RECORDS FOR THE TASK:
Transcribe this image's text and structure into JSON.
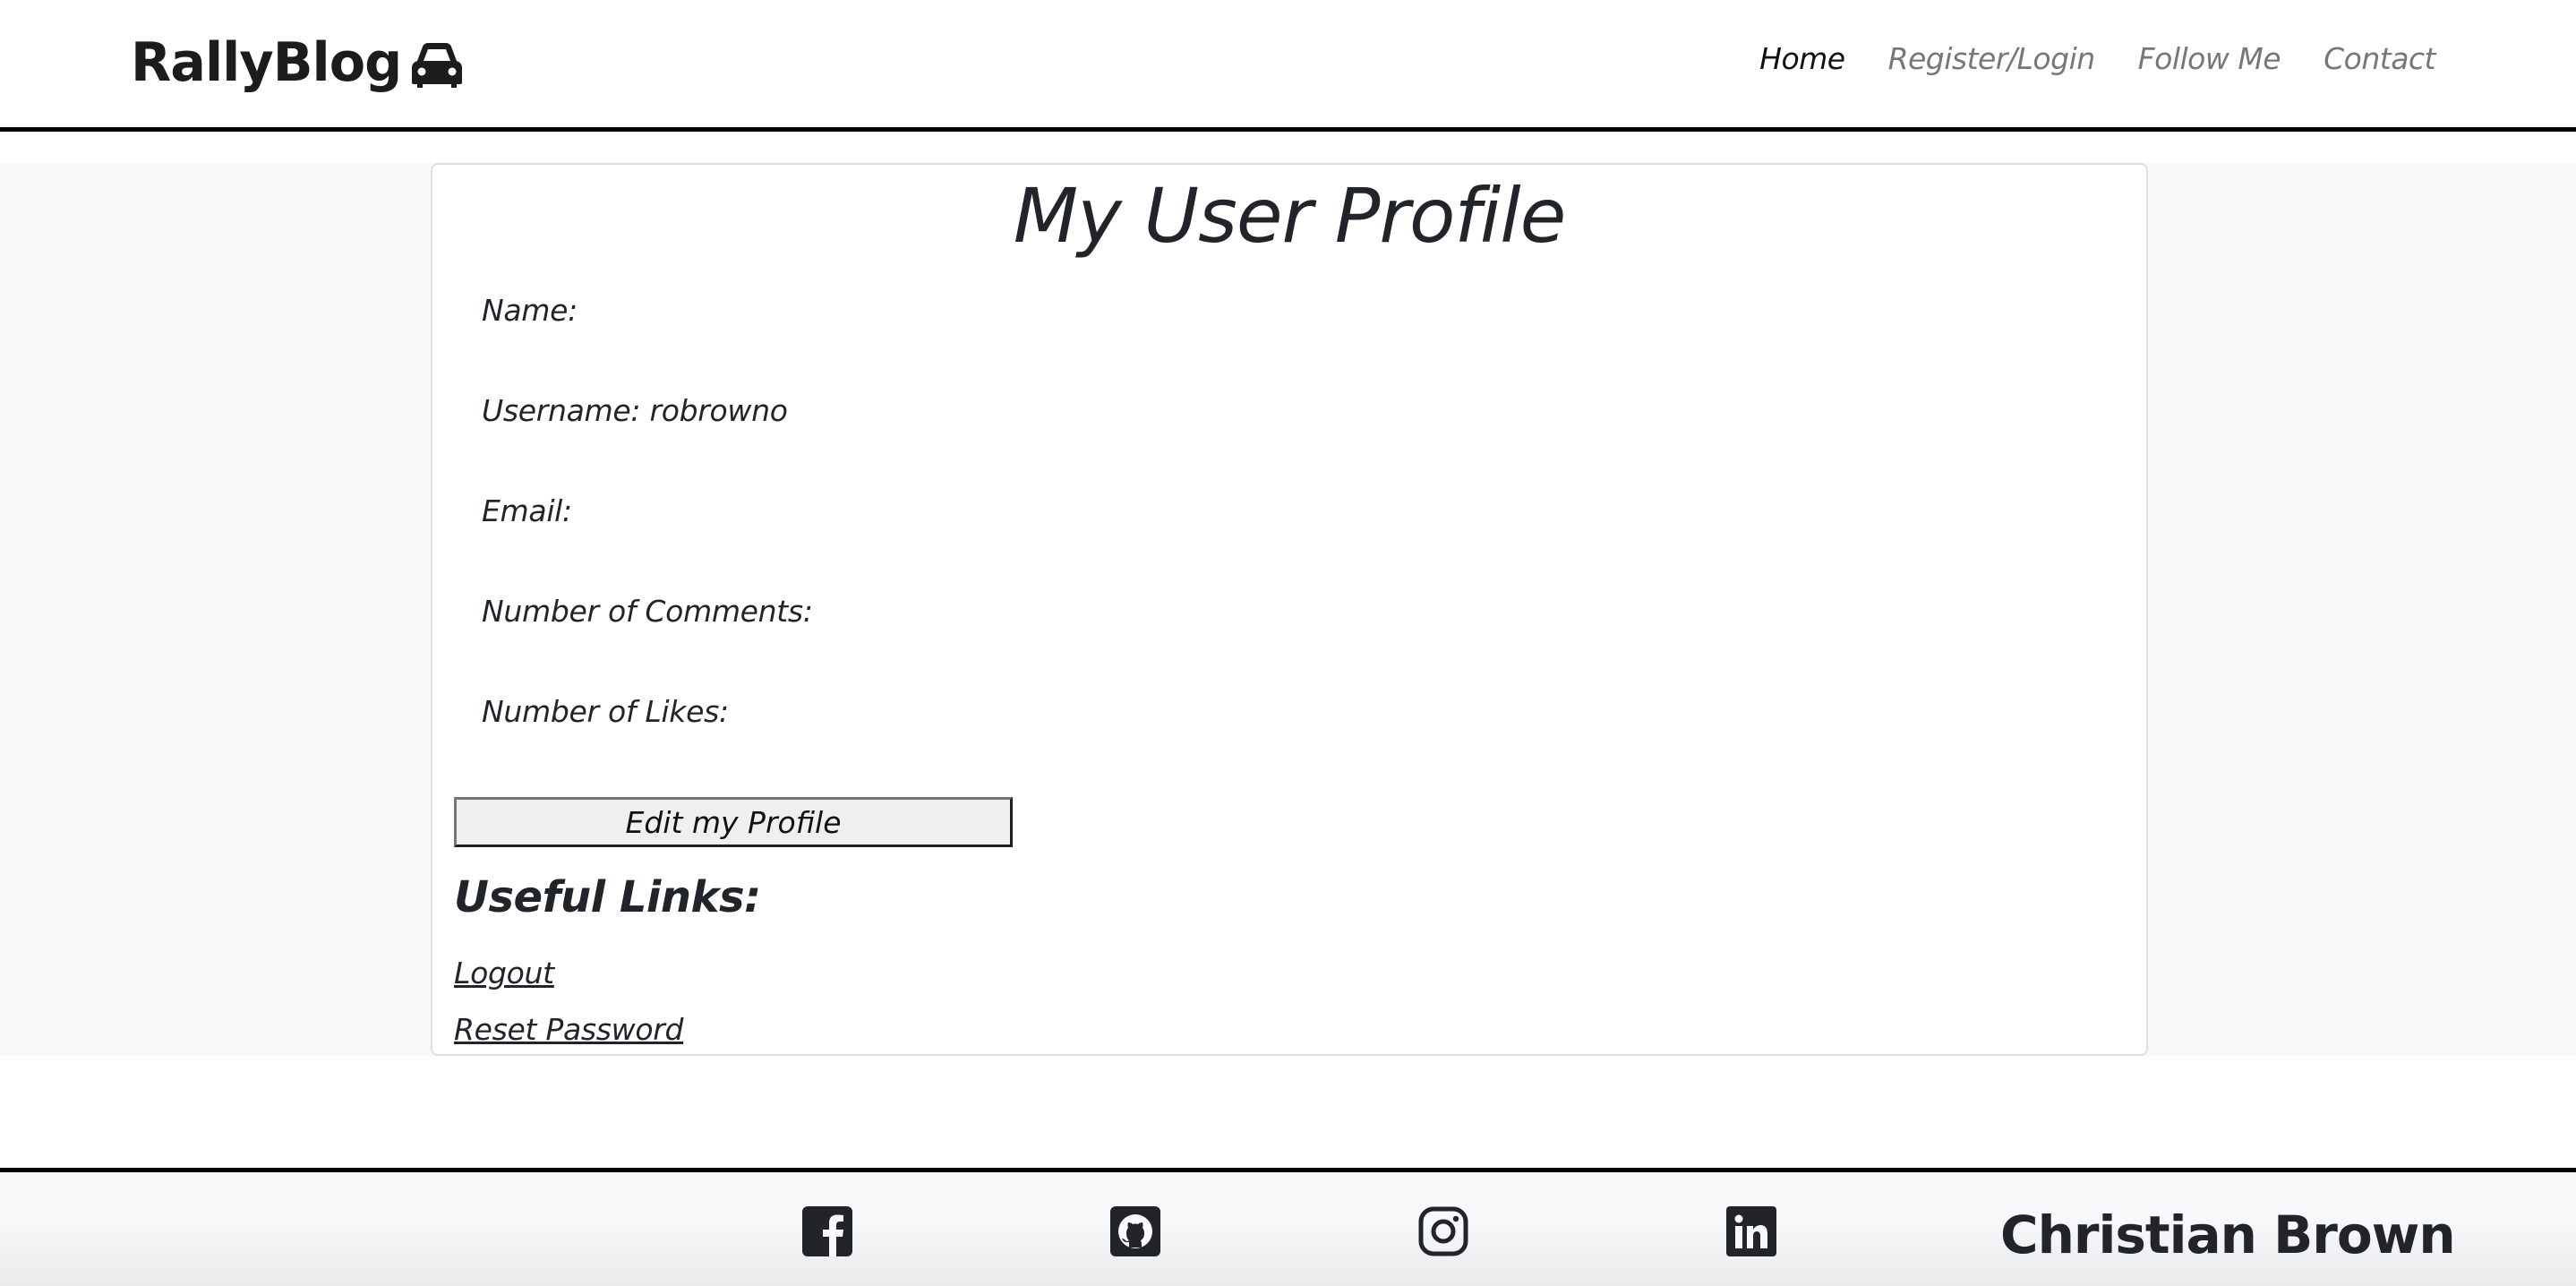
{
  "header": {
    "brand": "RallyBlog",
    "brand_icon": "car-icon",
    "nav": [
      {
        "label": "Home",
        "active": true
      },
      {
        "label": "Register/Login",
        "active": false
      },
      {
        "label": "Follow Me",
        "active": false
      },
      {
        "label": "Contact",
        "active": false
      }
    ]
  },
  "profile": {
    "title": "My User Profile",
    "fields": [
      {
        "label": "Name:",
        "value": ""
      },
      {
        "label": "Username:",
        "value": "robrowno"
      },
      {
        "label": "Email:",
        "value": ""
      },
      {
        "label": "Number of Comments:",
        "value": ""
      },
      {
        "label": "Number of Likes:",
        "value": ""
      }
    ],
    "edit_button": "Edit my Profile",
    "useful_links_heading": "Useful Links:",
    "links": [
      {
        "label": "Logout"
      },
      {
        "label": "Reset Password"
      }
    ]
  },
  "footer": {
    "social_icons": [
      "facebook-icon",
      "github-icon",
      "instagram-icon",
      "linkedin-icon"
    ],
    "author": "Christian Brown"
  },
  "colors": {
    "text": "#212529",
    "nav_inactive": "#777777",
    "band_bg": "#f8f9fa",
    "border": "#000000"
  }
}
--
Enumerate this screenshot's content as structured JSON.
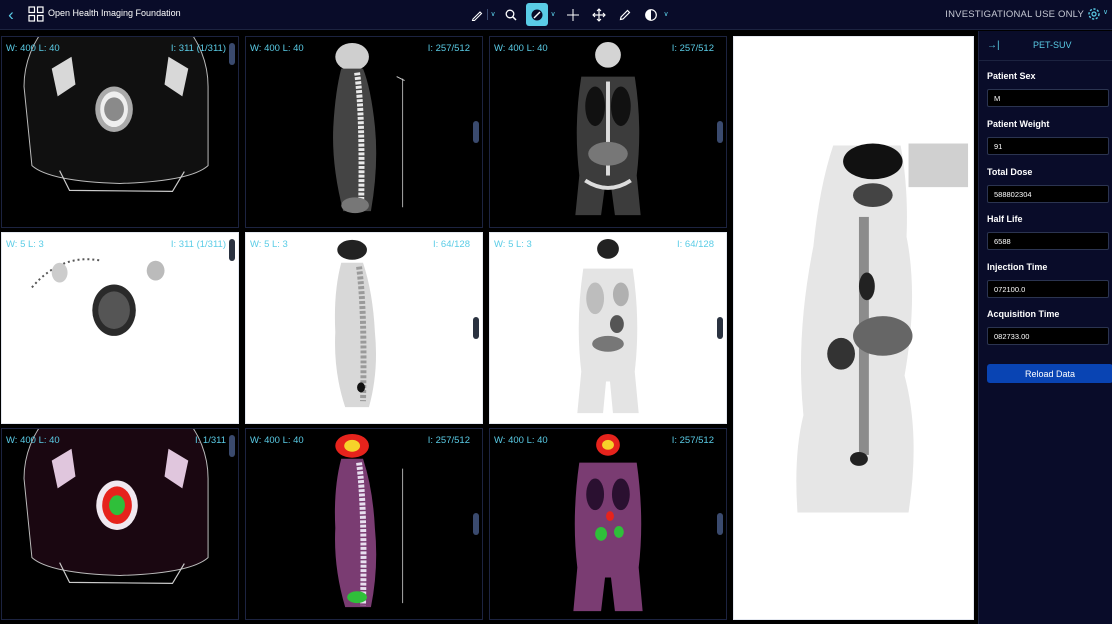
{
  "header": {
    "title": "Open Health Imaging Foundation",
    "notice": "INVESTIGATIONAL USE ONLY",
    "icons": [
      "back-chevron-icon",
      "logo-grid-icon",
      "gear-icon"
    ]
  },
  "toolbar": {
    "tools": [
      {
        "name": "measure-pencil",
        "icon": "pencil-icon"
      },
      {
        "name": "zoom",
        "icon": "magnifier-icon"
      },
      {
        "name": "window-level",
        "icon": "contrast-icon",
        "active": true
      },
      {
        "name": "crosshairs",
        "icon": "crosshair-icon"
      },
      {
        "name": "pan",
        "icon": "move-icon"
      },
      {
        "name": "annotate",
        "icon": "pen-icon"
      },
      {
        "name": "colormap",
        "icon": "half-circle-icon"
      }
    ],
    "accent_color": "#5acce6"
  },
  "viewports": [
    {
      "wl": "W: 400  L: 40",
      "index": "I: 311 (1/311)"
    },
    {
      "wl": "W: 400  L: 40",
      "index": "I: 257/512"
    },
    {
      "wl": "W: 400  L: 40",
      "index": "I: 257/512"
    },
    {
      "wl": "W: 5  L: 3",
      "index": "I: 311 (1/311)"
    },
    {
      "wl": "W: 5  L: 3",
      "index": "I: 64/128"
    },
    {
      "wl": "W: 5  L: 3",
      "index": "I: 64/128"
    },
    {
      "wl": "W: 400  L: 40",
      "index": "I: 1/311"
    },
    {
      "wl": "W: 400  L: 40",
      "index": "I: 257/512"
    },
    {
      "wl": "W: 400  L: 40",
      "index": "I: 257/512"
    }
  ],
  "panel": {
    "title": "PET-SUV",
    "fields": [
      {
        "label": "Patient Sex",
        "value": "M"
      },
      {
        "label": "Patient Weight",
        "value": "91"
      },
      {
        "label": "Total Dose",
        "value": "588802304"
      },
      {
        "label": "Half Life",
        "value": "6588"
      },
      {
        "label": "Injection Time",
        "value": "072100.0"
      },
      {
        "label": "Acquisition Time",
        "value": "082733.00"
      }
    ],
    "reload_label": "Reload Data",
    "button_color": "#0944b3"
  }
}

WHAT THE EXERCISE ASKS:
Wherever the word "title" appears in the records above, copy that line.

RESULT OF THIS TASK:
    "title": "My User Profile",
    "title": "Open Health Imaging Foundation",
    "title": "PET-SUV",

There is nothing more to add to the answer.